**PROMPT**
Give the number of lines in these entries that contain "title", and nothing more.

**RECORDS FOR THE TASK**

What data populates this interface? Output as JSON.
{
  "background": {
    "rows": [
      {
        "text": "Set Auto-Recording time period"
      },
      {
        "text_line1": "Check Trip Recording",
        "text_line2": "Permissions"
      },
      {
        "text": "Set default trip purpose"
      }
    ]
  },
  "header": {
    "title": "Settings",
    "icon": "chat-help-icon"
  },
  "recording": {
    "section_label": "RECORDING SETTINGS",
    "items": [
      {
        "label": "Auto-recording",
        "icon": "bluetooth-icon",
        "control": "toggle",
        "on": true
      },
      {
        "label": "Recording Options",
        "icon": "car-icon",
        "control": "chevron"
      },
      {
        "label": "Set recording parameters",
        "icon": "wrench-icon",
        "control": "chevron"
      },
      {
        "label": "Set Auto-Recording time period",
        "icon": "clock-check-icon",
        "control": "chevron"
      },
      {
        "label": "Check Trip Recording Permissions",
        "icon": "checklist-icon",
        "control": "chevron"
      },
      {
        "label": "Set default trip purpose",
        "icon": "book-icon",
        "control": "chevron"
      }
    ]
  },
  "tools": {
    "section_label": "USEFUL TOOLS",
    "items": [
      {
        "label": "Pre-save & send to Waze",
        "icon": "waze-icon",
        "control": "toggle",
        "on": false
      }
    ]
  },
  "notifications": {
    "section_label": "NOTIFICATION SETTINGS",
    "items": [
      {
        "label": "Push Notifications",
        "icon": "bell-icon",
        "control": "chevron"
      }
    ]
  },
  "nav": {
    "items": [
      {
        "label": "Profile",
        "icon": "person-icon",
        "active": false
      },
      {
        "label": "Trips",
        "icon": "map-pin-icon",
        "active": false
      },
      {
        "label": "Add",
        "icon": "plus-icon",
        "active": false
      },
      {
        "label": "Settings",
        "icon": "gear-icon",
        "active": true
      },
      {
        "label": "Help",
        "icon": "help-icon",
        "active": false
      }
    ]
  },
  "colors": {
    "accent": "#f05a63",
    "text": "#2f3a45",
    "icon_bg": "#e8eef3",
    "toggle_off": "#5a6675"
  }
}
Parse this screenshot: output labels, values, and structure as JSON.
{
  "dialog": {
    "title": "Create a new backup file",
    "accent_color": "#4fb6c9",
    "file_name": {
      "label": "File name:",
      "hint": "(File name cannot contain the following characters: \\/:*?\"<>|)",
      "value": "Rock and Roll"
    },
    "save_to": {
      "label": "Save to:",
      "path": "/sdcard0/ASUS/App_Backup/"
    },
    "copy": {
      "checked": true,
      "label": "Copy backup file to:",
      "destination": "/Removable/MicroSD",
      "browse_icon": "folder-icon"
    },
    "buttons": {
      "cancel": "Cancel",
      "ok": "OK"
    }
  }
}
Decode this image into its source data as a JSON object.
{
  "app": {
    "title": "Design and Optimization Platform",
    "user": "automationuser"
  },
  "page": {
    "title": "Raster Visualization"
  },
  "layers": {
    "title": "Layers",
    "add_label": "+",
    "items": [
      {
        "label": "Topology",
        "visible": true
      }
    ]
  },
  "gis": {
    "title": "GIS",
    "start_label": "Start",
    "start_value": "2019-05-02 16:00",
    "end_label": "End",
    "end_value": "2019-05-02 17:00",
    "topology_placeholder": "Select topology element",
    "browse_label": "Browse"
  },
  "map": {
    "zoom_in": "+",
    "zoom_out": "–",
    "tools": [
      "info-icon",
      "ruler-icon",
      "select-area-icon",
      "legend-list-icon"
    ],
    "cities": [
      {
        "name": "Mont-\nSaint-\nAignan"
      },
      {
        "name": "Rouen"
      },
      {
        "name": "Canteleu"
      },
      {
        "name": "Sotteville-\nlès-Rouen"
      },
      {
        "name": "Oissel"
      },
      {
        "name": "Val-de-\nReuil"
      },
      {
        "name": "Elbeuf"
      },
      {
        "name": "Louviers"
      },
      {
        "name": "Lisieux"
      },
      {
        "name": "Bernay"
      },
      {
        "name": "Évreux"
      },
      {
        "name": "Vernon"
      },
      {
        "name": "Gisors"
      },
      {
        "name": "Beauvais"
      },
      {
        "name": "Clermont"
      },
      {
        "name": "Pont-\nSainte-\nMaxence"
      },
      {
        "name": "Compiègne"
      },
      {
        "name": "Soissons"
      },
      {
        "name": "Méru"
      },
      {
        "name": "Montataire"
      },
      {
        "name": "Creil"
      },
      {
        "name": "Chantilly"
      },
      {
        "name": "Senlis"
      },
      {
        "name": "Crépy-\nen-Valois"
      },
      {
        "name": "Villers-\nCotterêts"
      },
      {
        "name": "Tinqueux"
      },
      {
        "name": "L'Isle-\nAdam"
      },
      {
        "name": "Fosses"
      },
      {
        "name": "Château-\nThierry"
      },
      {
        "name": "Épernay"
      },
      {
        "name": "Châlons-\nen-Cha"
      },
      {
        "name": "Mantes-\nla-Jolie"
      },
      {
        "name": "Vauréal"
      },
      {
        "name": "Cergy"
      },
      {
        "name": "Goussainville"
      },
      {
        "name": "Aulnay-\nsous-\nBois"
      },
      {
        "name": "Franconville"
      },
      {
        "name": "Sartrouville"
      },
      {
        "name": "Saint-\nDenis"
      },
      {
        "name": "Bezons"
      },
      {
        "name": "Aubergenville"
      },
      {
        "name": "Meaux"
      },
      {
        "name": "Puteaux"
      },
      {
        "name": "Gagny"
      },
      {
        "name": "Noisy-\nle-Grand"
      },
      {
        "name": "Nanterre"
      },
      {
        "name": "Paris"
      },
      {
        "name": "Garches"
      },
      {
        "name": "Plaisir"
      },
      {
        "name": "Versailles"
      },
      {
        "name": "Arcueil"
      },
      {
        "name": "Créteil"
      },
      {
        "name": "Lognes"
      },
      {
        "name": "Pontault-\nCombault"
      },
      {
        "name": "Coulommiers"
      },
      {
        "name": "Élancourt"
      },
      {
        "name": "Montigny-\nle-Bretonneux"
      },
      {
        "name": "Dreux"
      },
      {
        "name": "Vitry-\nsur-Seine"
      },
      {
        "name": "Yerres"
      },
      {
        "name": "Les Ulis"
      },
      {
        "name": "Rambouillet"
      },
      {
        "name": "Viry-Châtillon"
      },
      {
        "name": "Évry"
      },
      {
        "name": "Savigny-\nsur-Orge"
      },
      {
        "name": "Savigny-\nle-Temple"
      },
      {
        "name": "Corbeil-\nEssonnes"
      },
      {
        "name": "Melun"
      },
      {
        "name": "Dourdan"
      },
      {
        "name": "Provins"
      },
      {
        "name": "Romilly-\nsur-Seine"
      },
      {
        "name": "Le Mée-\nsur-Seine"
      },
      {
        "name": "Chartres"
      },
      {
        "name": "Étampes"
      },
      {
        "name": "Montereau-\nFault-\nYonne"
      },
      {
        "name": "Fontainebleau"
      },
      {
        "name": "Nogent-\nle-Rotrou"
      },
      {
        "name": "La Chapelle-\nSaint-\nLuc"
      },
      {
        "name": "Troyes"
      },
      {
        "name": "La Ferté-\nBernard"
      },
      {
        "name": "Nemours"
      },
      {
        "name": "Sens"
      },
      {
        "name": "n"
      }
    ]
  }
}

**THE COMPLETED TASK**
6